MY INNER voice is in overdrive and frantically narrating my first Laughter Yoga class a bit like this:


'You’re all bonkers, you know that? Haha. Completely barking mad. Stop looking at me like that, you loons. Haha. Why are you all running towards me? You’ve lost it, you have. Haha. We look ridiculous. Haha. Oh God, what are we even laughing at? Haha. Stop laughing, L’Oréal. Compose yourself…'

People stare but we don’t care – we’ve shaken off the last of any inhibitions and we’re barking mad together...

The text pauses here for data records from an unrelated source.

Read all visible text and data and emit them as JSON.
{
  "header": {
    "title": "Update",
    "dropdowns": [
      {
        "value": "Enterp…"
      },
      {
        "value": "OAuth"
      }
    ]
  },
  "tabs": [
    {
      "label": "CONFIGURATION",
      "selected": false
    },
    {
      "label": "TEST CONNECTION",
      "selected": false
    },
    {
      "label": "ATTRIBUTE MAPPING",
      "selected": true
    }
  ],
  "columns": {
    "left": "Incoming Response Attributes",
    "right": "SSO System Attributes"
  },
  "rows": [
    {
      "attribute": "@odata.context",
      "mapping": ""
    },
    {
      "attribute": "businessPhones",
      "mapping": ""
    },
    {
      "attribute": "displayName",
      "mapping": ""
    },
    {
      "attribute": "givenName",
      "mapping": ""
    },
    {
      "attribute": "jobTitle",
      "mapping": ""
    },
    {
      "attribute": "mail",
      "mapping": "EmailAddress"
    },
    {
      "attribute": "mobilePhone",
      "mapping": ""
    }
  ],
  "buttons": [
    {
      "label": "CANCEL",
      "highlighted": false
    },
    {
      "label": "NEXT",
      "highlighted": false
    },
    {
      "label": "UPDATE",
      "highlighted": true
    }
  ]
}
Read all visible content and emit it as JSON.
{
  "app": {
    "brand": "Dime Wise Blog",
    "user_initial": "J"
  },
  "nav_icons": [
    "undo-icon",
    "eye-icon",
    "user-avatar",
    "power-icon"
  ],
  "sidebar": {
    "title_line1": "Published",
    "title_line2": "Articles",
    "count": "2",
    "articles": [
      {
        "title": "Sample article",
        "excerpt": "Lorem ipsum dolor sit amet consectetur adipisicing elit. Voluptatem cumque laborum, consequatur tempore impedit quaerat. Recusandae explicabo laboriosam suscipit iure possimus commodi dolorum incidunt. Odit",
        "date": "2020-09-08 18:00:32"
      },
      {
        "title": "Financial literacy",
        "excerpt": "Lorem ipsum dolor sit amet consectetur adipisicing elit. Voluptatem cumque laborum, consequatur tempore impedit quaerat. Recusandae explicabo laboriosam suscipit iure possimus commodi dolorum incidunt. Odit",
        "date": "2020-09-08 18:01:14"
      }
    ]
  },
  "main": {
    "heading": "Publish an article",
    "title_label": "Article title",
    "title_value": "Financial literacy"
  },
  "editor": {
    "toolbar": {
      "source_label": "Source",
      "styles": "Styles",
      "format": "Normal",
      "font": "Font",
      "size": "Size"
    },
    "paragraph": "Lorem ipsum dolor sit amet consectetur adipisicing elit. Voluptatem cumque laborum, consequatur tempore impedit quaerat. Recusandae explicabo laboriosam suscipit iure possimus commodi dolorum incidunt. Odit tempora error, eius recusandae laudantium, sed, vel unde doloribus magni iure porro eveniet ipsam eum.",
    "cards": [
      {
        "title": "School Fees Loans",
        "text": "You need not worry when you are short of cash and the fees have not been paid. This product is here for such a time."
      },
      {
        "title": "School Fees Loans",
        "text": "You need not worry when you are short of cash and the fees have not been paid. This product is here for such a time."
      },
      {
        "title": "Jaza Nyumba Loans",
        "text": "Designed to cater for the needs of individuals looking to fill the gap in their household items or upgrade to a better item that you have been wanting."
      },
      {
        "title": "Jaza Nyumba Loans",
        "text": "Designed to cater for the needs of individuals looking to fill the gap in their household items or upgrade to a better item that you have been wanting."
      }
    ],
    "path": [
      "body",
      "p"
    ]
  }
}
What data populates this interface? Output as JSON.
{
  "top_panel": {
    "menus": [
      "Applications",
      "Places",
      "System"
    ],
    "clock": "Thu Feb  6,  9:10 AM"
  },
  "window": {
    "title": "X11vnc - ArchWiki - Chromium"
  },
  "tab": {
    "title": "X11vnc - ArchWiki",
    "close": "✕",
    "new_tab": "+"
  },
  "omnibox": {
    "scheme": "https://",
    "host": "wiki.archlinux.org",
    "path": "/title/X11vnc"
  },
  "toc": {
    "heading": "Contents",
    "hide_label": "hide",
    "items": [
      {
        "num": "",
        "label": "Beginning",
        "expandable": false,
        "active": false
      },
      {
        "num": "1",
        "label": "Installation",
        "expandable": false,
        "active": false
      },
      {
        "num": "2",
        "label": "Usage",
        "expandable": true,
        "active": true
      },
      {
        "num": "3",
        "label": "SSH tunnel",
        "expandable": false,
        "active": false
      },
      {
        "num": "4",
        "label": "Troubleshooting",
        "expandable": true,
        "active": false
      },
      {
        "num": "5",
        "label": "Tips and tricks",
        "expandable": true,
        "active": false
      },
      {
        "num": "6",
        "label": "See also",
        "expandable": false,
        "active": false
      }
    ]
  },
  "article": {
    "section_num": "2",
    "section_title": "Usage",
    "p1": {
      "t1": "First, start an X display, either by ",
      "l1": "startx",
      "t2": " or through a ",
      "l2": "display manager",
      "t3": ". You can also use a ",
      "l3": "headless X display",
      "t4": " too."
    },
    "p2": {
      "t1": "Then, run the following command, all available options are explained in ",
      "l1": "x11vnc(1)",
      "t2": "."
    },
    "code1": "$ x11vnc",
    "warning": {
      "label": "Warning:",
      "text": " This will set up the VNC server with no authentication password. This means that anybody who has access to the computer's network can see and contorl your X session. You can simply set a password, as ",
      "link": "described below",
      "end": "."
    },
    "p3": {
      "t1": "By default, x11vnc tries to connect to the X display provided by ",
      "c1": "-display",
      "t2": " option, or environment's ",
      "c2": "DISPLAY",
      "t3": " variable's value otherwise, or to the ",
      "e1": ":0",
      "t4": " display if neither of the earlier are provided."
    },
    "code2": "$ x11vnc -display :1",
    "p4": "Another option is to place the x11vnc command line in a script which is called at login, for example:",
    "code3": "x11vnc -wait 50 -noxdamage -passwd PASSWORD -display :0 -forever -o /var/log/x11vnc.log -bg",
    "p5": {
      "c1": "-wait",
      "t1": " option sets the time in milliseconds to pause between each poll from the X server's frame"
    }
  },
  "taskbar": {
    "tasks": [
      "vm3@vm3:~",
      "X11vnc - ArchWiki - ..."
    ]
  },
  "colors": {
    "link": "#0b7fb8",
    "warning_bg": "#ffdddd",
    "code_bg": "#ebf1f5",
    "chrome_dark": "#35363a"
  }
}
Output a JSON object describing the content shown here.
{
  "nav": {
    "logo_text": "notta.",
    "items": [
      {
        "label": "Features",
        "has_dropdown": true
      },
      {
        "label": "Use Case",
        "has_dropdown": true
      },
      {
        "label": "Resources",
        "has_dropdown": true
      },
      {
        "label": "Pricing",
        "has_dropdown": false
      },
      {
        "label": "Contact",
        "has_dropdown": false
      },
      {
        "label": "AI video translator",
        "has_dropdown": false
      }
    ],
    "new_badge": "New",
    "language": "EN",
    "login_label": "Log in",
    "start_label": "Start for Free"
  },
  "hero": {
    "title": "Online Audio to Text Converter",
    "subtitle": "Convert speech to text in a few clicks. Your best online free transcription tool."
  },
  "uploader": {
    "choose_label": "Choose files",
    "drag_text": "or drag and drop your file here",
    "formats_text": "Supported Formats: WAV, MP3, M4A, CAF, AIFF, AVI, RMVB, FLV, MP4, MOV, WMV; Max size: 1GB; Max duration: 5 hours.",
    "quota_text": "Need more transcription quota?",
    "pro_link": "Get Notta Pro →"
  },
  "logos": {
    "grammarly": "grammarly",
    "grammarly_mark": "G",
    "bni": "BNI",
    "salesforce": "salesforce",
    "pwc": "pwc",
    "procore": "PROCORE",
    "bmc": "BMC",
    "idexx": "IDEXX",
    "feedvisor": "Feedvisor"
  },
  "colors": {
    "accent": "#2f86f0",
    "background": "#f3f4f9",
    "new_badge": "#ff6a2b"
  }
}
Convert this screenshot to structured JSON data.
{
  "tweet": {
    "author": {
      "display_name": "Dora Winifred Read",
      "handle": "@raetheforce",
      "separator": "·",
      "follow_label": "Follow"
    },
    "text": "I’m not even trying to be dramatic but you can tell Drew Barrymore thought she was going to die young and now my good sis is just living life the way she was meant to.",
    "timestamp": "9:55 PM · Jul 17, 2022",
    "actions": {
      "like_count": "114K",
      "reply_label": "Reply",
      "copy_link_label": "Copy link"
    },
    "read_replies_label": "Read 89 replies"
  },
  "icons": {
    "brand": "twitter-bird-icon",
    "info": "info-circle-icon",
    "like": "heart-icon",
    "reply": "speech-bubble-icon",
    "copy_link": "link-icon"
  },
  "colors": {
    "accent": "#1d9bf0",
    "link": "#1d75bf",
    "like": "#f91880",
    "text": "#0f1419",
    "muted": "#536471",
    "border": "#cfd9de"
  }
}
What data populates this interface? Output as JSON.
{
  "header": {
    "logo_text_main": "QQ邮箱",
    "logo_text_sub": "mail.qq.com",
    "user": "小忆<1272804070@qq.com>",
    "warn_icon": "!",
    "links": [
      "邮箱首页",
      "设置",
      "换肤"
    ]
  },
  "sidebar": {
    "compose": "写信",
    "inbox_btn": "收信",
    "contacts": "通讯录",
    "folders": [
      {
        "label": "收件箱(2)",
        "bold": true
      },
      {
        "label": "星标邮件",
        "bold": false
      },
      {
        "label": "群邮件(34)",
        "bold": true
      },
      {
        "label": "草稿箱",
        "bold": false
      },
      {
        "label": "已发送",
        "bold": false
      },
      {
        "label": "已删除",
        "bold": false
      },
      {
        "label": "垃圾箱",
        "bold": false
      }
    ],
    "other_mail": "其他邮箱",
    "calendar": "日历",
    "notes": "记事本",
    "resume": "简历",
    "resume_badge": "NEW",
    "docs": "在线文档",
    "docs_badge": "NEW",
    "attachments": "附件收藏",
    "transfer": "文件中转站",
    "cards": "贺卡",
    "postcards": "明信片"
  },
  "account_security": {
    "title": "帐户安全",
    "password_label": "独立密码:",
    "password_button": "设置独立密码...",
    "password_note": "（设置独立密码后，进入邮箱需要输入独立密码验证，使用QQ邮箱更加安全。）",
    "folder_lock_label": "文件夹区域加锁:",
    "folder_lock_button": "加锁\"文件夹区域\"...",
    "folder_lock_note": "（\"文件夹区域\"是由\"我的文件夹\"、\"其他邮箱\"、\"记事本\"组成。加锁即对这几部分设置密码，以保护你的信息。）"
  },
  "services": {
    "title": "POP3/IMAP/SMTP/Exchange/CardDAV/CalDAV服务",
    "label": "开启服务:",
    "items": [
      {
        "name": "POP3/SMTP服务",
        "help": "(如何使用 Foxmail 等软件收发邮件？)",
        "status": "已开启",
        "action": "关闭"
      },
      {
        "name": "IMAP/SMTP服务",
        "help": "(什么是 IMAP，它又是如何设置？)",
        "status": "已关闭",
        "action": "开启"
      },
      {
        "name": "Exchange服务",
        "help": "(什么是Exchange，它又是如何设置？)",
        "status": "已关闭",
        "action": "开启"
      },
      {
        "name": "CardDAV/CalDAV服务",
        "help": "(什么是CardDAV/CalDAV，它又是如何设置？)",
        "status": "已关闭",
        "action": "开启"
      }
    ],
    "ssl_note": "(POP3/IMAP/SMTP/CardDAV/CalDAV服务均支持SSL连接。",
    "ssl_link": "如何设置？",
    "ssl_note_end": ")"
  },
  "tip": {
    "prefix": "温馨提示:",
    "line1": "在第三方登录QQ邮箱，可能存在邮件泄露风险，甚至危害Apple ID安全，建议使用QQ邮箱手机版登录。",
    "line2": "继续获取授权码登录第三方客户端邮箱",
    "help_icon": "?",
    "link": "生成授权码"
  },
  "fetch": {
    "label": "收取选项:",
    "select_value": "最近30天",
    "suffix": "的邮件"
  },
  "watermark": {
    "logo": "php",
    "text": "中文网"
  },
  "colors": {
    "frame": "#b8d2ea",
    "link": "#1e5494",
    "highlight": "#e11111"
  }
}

That was in the first awkward five minutes of pretending to be a ‘laughing car’. For the next hour I won’t say much, I’ll just be laughing - an extremely false and loud laugh from the depths of my gut - while literally running around in circles. Next, me and the small mixed group of adults (some in their forties), will pretend to be giraffes – a giraffe with the giggles. We maintain fixed eye-contact while doing so. I can’t tell if they’re as freaked out by all this as I am because, well… they’re all laughing.

'I’ve flown right over the cuckoo’s nest with this one, haven’t I?' I continue to think.

Yet crazy is as crazy does and I’d keep belting out a helium high cackle until I settled in.

And I do settle in by the end but the Laughter Yoga session would take some getting used to (and I’ve attempted Face Yoga, so that’s saying something). This is surreal stuff. Still, I’d learn every part of this class (even the improvisation and spontaneous clapping) is a meaningful exercise to promote a happier existence.

The class is congregated upstairs at Northern Quarter's Terrace Bar. Maria Buonincontro is our instructor: she’s Italian and, as you’d expect, has a natural, infectious smile. She found laughter yoga many years after her first, very serious yoga experience where she burst into uncontrollable hysterics.

“I will not be trying to be funny, I'm definitely no comedian. I’m not here to perform and this is not a performance exercise,” she explains to the class. “It’s based on the premise that laughter is so powerful that, even when it’s forced, the body can still receive the same benefits from laughter. You fake it until it becomes real.”

Easy, I’m a natural giggler but I have many a fake laugh:

- My well-oiled professional laughter (a hearty, wide-eyed, wide-mouthed toothy chuckle).

- Pity laughter (when the joke's just not cutting it).

- And my favourite, the melodramatic fall to floor, hit your thigh, spill your beer, punch you in the back laughter – but that’s usually all real.



L'Oréal BlackettComment